_PROBLEM_: Figure out the number of lines in the data that hold the string "label". Reply with that figure only.

────────────────

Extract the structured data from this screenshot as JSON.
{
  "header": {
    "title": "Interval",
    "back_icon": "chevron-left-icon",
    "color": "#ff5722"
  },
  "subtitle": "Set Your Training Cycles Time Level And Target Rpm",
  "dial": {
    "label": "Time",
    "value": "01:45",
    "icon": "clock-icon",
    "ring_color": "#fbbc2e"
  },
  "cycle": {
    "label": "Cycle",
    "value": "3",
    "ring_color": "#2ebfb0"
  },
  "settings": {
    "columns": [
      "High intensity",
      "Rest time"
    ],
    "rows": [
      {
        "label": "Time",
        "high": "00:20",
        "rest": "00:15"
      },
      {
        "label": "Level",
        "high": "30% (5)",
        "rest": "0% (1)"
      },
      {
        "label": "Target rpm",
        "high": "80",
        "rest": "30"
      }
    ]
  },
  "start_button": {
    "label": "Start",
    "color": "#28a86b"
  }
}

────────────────

_SOLUTION BELOW_: 6